No AA is not a cult or a religion. Many AA meetings have an overtly Christian Religious tone. This frightened me away. Being an atheist myself (I won’t get into my attempts to pray-the-gay-away as a youngster) I personally had a lot of anger and resentment towards any religious dogma during my active addiction and during early sobriety. For me AA has offered a twofold solution . 1. The fellowship. AA is a mutual support group. 2. The 12 Steps. The Program.
AA has many distinctive words and phrases commonly used by it’s adherents. This can give us the air of being cultish, exclusive.
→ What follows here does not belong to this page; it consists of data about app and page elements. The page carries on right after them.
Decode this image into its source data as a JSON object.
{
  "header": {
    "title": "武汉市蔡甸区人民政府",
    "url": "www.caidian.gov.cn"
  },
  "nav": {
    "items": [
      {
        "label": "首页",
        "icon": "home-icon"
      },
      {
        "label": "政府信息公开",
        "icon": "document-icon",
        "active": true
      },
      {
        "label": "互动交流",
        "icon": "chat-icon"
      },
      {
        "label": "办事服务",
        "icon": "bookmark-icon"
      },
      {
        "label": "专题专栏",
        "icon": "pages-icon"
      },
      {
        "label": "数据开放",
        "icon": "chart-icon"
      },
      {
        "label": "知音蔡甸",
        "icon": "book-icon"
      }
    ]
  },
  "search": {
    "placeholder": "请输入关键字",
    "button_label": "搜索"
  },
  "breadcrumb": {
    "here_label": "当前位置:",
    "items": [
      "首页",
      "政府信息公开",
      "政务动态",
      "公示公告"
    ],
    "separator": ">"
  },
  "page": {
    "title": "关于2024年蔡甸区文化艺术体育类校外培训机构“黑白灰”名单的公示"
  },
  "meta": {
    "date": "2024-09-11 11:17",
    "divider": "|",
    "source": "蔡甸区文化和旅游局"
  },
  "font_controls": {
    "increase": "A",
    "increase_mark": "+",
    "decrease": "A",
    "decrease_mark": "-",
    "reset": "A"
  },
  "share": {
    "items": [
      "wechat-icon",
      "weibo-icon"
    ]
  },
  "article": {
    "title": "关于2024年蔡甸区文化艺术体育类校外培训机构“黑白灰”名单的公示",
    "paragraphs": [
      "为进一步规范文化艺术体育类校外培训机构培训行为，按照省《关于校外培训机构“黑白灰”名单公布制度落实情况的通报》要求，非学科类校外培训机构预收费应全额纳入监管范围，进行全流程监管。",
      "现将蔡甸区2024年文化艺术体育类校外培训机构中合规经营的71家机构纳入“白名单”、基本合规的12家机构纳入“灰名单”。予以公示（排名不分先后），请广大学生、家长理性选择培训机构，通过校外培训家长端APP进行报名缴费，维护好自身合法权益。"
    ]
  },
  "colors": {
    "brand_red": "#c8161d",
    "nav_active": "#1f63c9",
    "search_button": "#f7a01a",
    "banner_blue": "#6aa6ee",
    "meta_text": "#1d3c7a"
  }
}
I am going to outline a few which I have encountered, as well as their approximate definitions. I had challenges with much of this, especially during early sobriety. Please don’t be alarmed when you hear anything different sounding, although I attempt to moderate my own speech to take into account the newcomer…you will undoubtedly hear the following. Please don’t ever hesitate to ask us any questions you may have.
Open Meeting: The opposite of a closed meeting. This meeting format is open to alcoholics and their families and to anyone interested in solving a personal drinking problem or helping someone else to solve such a problem
Closed Meeting: This meeting type is limited to alcoholics and those who think or know they have a problem with drinking and “have a desire to stop drinking.”
Program: The program is an optional part of the AA fellowship. The suggested program is a 12 step program of recovery. The AA fellowship is very frequently referred to as a ‘program’, mistakenly, by members. As these steps are merely a suggestion, they are entirely optional.
Fellowship: 1. friendly association, especially with people who share one’s interests. Mutual support.
Big Book: Alcoholics Anonymous is the actual book title. This book is NOT the bible (as I first thought). This book was written in 1939, making it very old fashioned and offensive to many of us. It is an interesting historical read, with much of value between the lines, but absolutely not essential to achieving sobriety.
Sponsor: Again this is stressed in more traditional AA circles. ‘an alcoholic who has made some progress in recovery shares that experience on a continuous, individual basis with another alcoholic who is attempting to attain or maintain sobriety through AA.’ Speaking from a personal perspective, I resisted getting a sponsor for a couple of years, currently I do have one and I couldn’t be happier. This individual helps to keep me grounded and frequently calls me on my BS. An excellent sounding board.
The Rooms: A personal favourite. This simply refers to the rooms where AA meetings are held. You are likely to encounter this one frequently.